* **Work instructions**:
If a line in the listing carries the word "icon", return a copy of that line.

* **Working data**:
* * *

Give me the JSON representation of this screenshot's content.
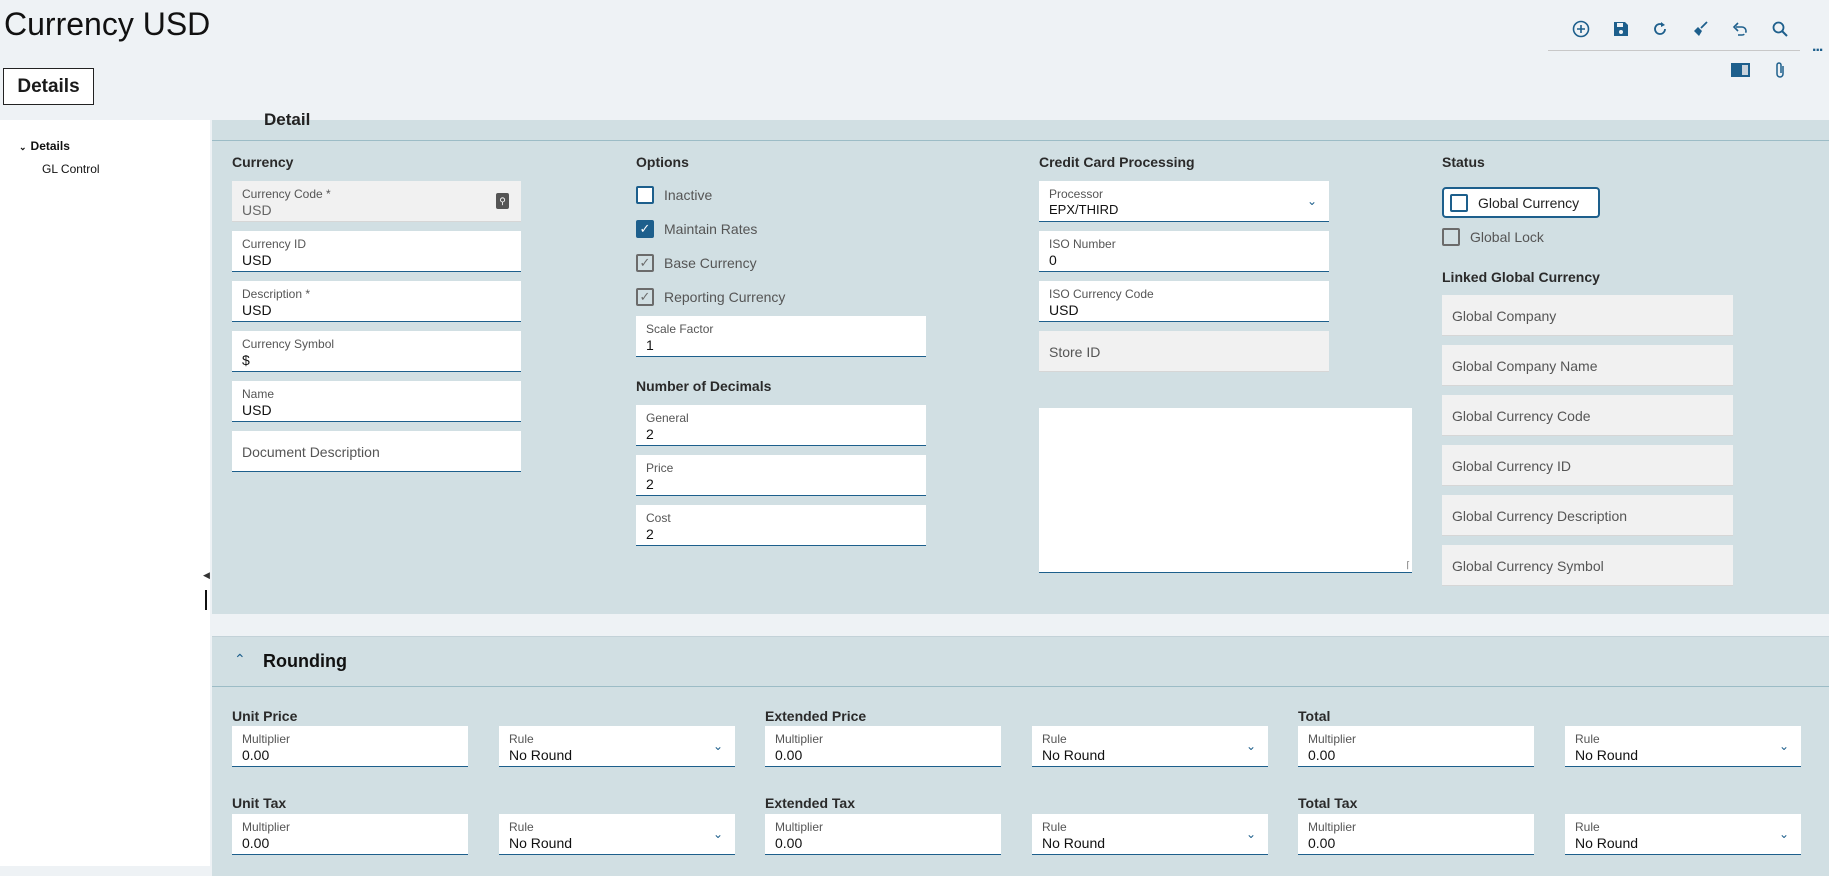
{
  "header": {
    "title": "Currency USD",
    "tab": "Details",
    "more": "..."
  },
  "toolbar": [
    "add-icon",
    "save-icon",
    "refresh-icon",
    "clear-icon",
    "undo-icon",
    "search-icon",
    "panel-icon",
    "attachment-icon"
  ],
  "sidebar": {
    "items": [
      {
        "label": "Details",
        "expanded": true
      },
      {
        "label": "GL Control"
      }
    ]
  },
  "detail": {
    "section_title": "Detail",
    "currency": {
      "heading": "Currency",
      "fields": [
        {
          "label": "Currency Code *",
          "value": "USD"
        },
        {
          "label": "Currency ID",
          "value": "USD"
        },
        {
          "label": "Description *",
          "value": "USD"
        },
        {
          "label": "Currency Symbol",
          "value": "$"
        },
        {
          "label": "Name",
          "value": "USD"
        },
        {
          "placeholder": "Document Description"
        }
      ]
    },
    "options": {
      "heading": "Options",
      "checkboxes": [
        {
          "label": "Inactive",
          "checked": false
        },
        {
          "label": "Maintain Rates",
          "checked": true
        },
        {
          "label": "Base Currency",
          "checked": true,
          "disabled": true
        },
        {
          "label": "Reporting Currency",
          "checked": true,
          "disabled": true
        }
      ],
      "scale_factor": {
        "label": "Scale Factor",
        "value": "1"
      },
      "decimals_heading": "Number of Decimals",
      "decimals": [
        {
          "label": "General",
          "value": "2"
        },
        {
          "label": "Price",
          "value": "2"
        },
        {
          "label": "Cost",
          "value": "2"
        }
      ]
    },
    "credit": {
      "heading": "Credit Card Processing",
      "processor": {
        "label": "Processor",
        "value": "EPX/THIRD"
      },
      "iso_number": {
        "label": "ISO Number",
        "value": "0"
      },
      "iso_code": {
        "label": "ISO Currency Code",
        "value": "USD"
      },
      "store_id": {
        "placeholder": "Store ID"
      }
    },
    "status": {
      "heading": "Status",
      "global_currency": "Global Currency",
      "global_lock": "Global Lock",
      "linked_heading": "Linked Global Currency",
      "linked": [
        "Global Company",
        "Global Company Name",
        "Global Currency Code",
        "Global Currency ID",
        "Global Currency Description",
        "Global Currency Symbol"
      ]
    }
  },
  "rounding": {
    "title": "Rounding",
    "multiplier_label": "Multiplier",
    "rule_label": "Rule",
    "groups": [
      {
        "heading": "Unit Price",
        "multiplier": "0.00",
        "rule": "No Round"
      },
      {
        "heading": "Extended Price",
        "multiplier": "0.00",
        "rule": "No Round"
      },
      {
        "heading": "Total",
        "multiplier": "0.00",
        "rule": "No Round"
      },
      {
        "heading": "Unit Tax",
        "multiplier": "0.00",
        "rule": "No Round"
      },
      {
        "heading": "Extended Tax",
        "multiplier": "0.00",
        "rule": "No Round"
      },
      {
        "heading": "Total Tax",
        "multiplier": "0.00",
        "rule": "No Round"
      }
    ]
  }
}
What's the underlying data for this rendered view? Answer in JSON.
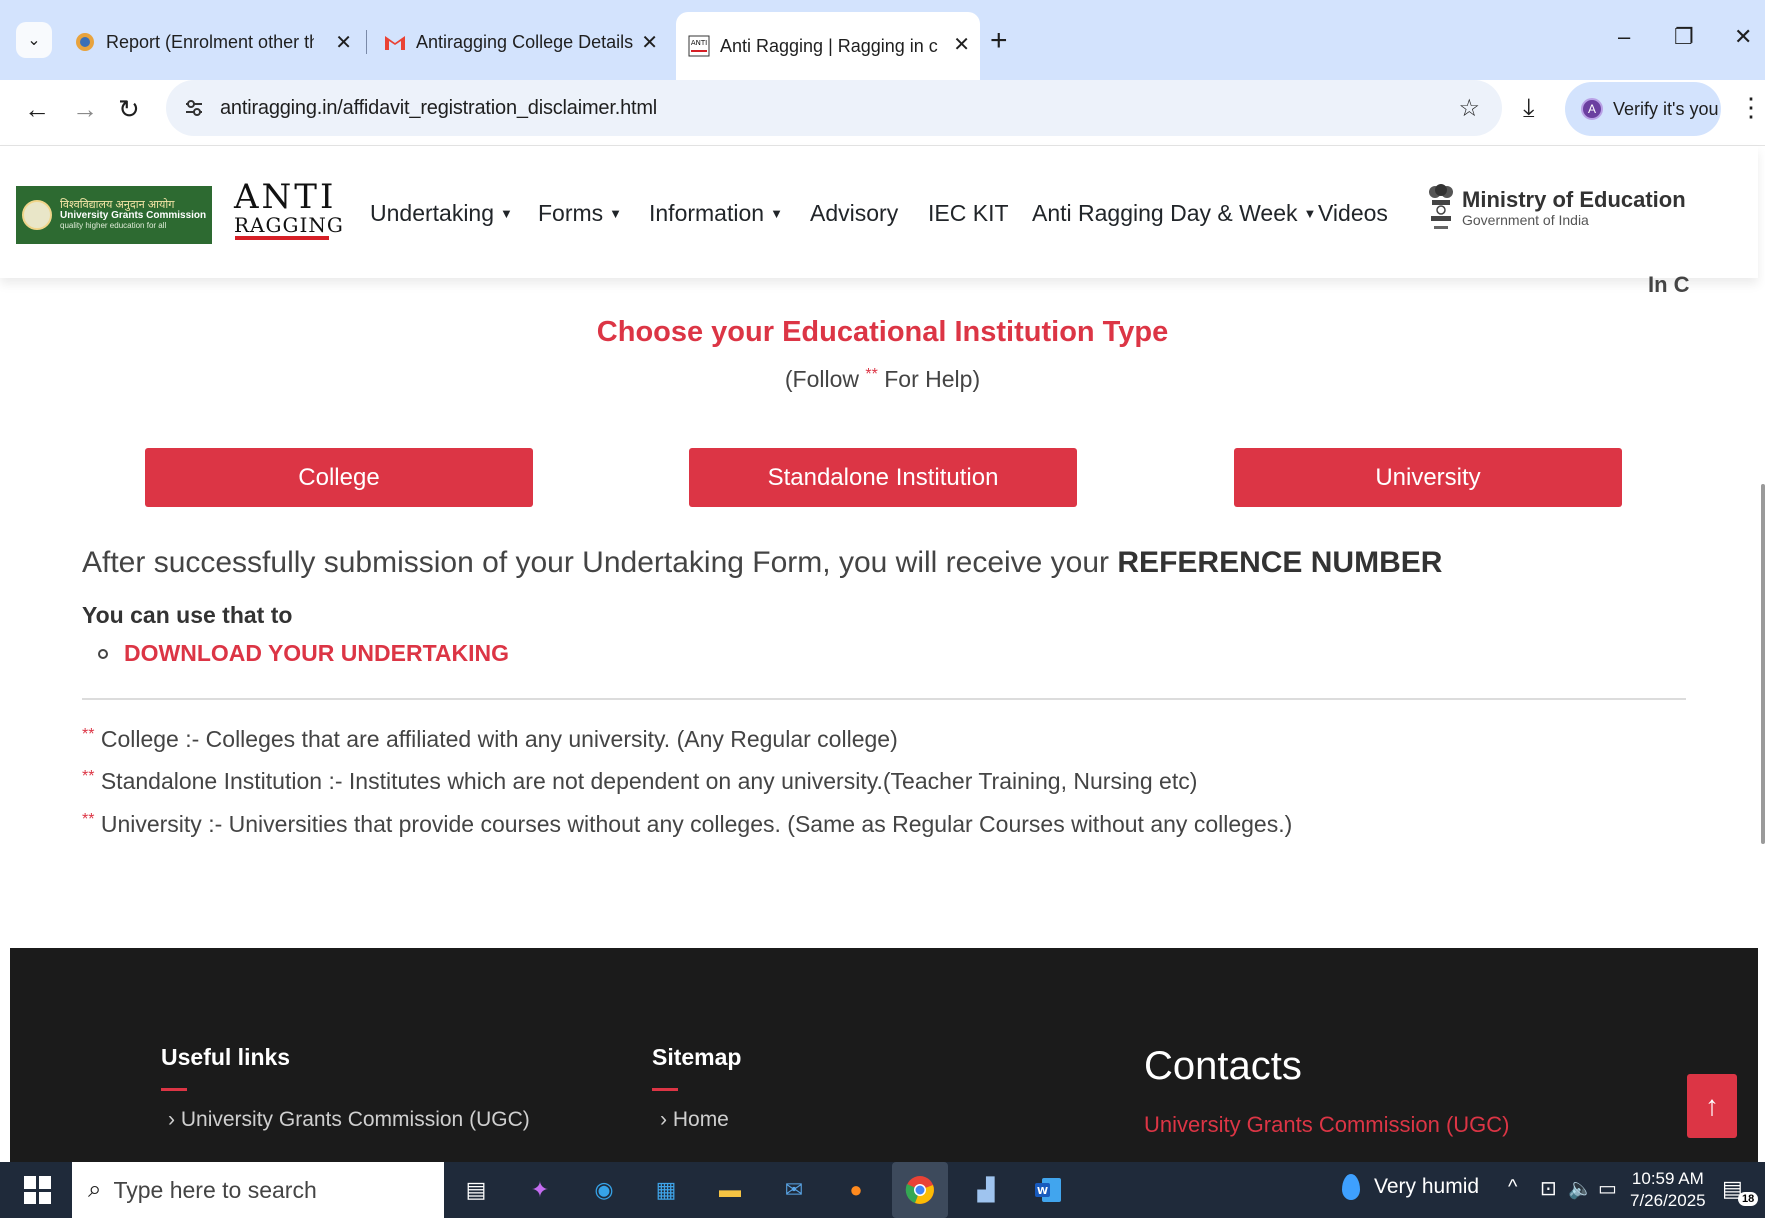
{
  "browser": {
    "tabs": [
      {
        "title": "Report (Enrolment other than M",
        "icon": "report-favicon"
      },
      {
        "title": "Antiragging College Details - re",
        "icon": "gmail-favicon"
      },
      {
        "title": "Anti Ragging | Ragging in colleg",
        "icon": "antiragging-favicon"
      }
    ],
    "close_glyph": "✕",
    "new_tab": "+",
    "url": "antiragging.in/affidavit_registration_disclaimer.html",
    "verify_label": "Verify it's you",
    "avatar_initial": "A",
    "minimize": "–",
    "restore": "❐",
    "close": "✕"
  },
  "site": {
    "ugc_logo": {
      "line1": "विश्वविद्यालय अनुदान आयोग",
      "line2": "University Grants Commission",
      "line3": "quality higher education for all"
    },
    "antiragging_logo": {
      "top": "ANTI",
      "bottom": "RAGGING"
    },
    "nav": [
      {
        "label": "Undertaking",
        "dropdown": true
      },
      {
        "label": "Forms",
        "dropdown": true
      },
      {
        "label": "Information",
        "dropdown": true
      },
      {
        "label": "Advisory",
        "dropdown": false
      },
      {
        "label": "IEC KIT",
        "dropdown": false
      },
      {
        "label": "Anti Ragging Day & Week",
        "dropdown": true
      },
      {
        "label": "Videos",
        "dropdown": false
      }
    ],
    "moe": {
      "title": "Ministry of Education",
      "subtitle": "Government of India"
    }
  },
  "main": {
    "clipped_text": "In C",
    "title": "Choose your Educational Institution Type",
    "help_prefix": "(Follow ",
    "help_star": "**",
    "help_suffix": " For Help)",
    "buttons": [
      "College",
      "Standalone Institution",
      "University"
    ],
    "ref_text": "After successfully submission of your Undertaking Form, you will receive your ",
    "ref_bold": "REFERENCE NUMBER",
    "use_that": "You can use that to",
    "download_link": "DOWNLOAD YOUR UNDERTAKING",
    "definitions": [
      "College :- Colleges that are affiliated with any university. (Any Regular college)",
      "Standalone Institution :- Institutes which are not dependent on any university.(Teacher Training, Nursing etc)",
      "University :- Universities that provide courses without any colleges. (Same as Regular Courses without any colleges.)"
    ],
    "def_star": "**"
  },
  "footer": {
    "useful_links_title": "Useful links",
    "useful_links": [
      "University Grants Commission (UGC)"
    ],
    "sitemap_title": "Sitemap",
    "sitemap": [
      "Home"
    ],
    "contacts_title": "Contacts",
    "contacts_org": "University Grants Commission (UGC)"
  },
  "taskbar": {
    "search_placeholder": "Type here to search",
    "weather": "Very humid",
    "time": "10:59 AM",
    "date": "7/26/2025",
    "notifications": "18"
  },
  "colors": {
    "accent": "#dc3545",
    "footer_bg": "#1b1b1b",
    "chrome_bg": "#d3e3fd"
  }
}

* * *

* **Result**:
    "add-icon",
    "save-icon",
    "refresh-icon",
    "clear-icon",
    "undo-icon",
    "search-icon",
    "panel-icon",
    "attachment-icon"
        "icon": "report-favicon"
        "icon": "gmail-favicon"
        "icon": "antiragging-favicon"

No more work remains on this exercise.